> DATA UNDER STUDY

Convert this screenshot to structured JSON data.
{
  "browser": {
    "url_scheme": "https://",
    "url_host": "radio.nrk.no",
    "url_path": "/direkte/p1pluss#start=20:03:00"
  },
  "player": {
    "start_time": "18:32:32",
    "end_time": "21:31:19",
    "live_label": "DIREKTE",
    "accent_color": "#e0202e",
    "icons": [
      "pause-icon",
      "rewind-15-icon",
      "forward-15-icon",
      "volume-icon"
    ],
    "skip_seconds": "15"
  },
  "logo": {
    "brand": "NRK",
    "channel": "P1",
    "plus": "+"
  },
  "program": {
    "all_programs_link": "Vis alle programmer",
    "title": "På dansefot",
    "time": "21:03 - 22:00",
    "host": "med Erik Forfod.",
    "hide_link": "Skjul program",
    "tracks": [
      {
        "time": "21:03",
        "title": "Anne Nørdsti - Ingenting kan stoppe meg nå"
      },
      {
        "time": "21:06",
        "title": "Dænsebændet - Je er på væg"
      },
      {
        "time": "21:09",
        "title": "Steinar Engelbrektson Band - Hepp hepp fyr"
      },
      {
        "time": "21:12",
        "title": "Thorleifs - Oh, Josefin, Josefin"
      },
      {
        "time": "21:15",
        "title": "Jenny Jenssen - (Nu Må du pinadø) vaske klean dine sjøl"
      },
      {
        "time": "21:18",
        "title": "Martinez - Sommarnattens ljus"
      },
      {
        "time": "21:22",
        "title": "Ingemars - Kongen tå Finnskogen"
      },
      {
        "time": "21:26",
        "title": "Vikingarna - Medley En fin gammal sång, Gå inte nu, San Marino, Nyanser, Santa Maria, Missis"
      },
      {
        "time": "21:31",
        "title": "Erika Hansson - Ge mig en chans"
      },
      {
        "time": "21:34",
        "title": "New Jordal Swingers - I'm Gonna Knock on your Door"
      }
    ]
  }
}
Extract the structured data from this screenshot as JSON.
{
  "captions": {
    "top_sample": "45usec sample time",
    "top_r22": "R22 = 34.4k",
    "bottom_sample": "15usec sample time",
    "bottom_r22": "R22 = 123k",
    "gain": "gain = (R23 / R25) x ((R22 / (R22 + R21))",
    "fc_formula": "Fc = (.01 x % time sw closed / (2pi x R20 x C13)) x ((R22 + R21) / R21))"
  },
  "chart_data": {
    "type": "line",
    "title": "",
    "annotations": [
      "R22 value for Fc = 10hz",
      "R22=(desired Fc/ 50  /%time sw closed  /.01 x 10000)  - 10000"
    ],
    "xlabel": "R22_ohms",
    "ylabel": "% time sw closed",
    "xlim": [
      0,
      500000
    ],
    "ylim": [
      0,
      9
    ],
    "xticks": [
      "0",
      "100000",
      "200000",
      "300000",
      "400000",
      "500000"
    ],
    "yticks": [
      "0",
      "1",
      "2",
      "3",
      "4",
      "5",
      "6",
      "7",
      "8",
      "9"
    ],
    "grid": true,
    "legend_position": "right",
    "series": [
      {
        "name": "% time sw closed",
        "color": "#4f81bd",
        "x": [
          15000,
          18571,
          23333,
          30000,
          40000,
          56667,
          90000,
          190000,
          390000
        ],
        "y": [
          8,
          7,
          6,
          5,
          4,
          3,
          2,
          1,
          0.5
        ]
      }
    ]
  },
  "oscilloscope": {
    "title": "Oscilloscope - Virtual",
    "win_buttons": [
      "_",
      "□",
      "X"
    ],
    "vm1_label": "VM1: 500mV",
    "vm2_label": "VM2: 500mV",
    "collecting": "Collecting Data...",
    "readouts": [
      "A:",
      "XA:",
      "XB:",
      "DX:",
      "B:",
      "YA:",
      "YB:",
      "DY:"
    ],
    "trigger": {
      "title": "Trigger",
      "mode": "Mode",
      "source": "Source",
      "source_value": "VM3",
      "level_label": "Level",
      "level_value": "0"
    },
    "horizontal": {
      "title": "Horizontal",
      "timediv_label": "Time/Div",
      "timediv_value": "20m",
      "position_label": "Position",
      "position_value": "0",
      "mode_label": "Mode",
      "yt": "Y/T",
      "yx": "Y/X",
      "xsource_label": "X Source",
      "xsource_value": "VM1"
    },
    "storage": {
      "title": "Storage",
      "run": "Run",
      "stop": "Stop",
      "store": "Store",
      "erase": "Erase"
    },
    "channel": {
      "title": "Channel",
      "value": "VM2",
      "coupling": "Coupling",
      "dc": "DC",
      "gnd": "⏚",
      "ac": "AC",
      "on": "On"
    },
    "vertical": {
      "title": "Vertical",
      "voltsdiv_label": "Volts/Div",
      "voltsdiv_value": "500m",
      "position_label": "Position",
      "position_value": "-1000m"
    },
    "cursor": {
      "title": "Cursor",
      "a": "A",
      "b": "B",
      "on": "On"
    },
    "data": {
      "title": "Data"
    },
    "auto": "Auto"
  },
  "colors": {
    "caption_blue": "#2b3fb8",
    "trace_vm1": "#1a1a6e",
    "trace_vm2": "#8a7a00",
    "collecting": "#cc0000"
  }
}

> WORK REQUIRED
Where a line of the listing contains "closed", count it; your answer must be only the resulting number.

> ANSWER
4